Mountain view

How to maintain the highest resale value for your motorhome or camper

Here we explain how you can best look after your motorhome/camper – and we even disclose some trade secrets that make us pay more for trade-ins!

Here we explain how you can best look after your motorhome/camper – and we even disclose some trade secrets that make us pay more for trade-ins! 

Maintenance of your motorhome is essential, not only to ensure your holiday isn’t spoilt by annoying faults – but also to help maintain the value of your motorhome or campervan should you come to sell it or trade it in later. 

Regular cleaning of the bodywork – especially the roof – will help to stop the build-up of debris and algae. Otherwise, over time this can get engrained into the bodywork and even damage it, making your pride and joy look dull and unloved. 

Like any vehicle, you should be performing regular checks of your tyres, windscreen, lights and fluids. Some of these are cosmetic – like keeping your windscreen clean and making sure your lights all work as they should do – but for example, if your oil level runs low, this can lead to severe damage to your engine and would definitely affect the resale value. 

Also, you should make sure your batteries are kept charged when your motorhome is being left unused for a time – as there are lots of different devices that can drain motorhome batteries over time, such as immobilisers and tracking devices. 

Keeping the batteries regularly charged can help extend your leisure and starter battery life by up to three times as much. 

Inside the vehicle, check for any signs of damp ingress from window seals, doors and skylights. The sooner these are found, the easier they can be rectified. 

Thoroughly flush water tanks twice a year, and for fresh water, use a sterilisation tablet. 

Aquatab tablets dissolve into your fresh water tank and guard against illnesses caused by contaminated stored water, such as Legionella, Cholera and Dysentery, among others. 

When it’s not in use, leave the fridge on the winter catch, as this will stop it from smelling. It’s harder to remove the smell once it’s appeared, than it is to stop it from happening in the first place.

At the start of Winter, or when you’ve finished using your motorhome for the season, ensure you correctly winterise it by: 

● Opening the outlets to your fresh and grey waste water tanks and water heater. 

● If your toilet system operates via a separate header tank, this will require draining also, along with the cassette-holding tank and the rest of the flushing system. 

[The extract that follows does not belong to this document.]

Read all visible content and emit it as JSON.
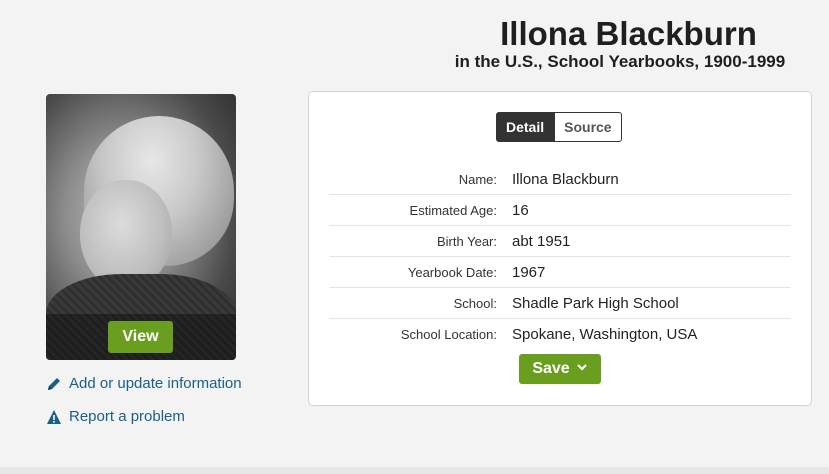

● Once all your tanks are drained, open all the taps in your motorhome and turn the pump on for a few seconds to expel any water still in the system. 

● Leave the taps open 

● Leave the shower head and hose lying in the shower tray during the winter period when not in use. 

● Check there are no further drain valves located in your motorhome that may need opening. 

● Check the fridge and the freezer. Remove all foodstuffs as well as ice trays etc, and wipe away any moisture. Leaving the door(s) ajar will encourage air circulation and prevent the build-up of mould. 

Having your motorhome regularly serviced, having all MOTs carried out in plenty of time (fixing any failures or advisories) and having a habitation test by a professional service centre, is the best way to ensure your motorhome is kept in tip-top condition and holds its value. 

If you have these done just before putting your motorhome to bed for the winter, you can request that your motorhome is winterised at the same time. 

When we purchase a motorhome, the key points we are looking for are how clean the interior and exterior are. 

Damage to external panels, interior worktops and walls are harder to repair. 

We also consider whether the motorhome appears well looked after, and is the upholstery clean? 

Is all the paperwork available? How about handbooks, manuals and a recent habitation test?

Are there any bits missing, such as cooker glass lids, interior trim and tables amongst others? 

Have there been any modifications that a prospective purchaser would not necessarily find appealing – ie painting parts of the interior, cutting holes in cupboards or panels to add things adding tiles to splashbacks? 

We’ve given you all of the main points we look for when buying used motorhomes and campervans. So, by taking all of this on board and maintaining your vehicle to these guidelines means you can pressure us to give you the best price when you come to sell or trade-in your second home 😉